**Activity:**
Wherever the word "character" appears in the entries, copy the whole line.

**Dataset:**
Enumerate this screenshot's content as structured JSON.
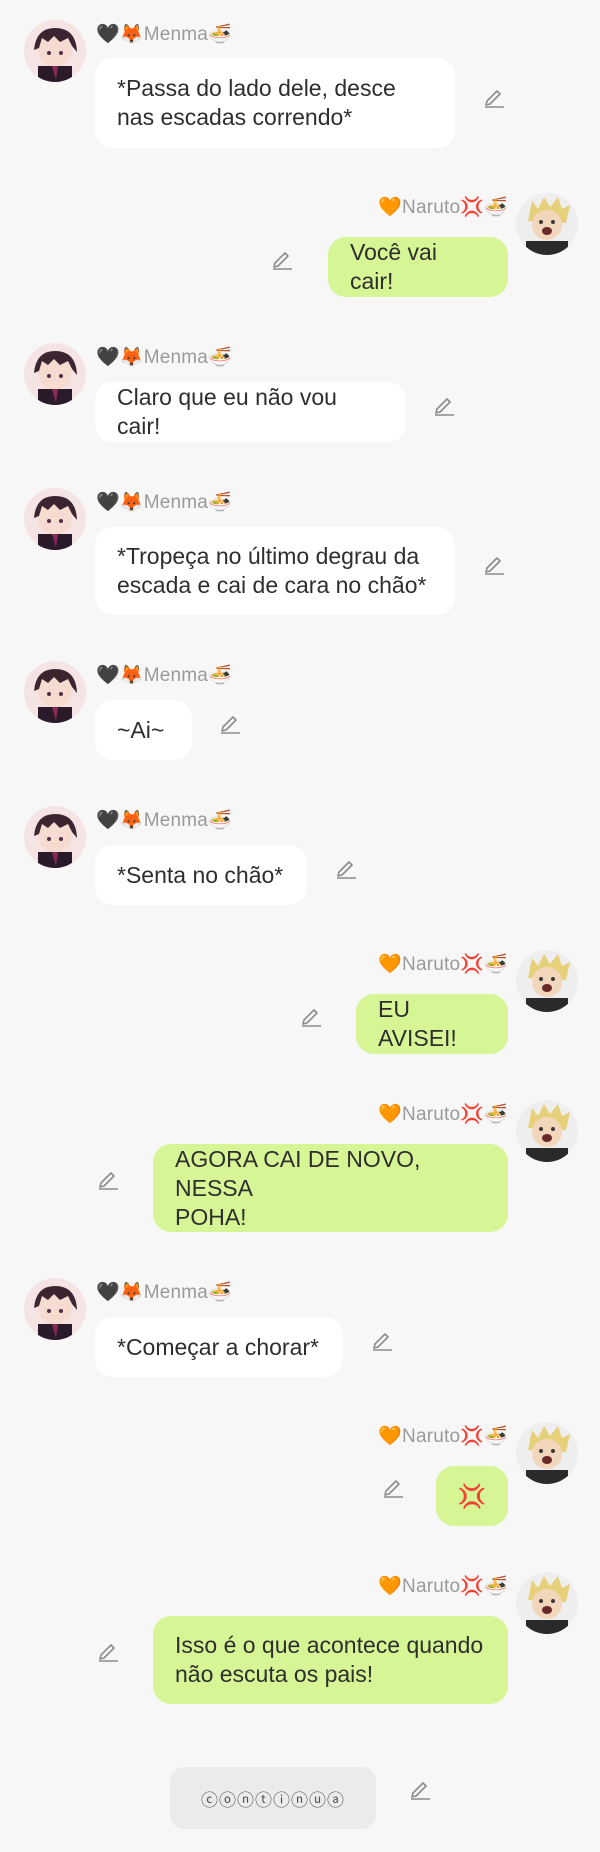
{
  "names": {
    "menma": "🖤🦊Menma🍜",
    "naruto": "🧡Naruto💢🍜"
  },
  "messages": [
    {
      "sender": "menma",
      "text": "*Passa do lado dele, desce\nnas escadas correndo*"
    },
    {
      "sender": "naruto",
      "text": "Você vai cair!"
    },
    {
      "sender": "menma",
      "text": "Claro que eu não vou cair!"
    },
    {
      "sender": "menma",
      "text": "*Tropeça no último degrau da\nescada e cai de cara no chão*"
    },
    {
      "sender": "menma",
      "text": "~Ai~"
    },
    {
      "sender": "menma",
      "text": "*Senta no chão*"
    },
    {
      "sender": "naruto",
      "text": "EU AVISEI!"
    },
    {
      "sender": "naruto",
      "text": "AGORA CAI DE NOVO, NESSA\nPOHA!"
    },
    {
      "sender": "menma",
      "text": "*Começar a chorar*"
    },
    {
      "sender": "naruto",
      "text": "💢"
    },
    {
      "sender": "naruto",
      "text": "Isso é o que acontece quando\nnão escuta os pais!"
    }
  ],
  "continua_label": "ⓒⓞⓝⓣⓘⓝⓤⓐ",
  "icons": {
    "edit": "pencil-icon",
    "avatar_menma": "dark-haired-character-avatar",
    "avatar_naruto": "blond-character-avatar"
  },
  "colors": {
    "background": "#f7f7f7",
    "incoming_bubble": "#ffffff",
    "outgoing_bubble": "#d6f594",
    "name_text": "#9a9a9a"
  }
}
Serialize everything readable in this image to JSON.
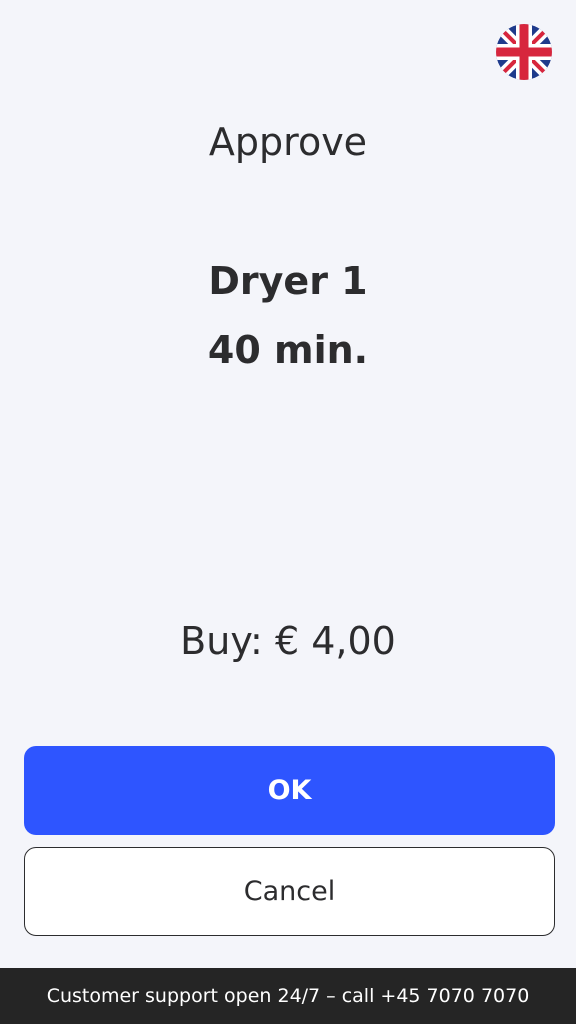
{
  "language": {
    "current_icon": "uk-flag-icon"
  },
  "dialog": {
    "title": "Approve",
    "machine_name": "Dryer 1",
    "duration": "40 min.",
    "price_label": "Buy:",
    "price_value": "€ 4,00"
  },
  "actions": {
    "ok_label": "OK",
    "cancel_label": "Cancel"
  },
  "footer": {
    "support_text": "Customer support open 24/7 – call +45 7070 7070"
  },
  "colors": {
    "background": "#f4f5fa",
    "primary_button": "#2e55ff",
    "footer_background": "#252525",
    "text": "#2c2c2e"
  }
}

**Written answer:**
    "avatar_menma": "dark-haired-character-avatar",
    "avatar_naruto": "blond-character-avatar"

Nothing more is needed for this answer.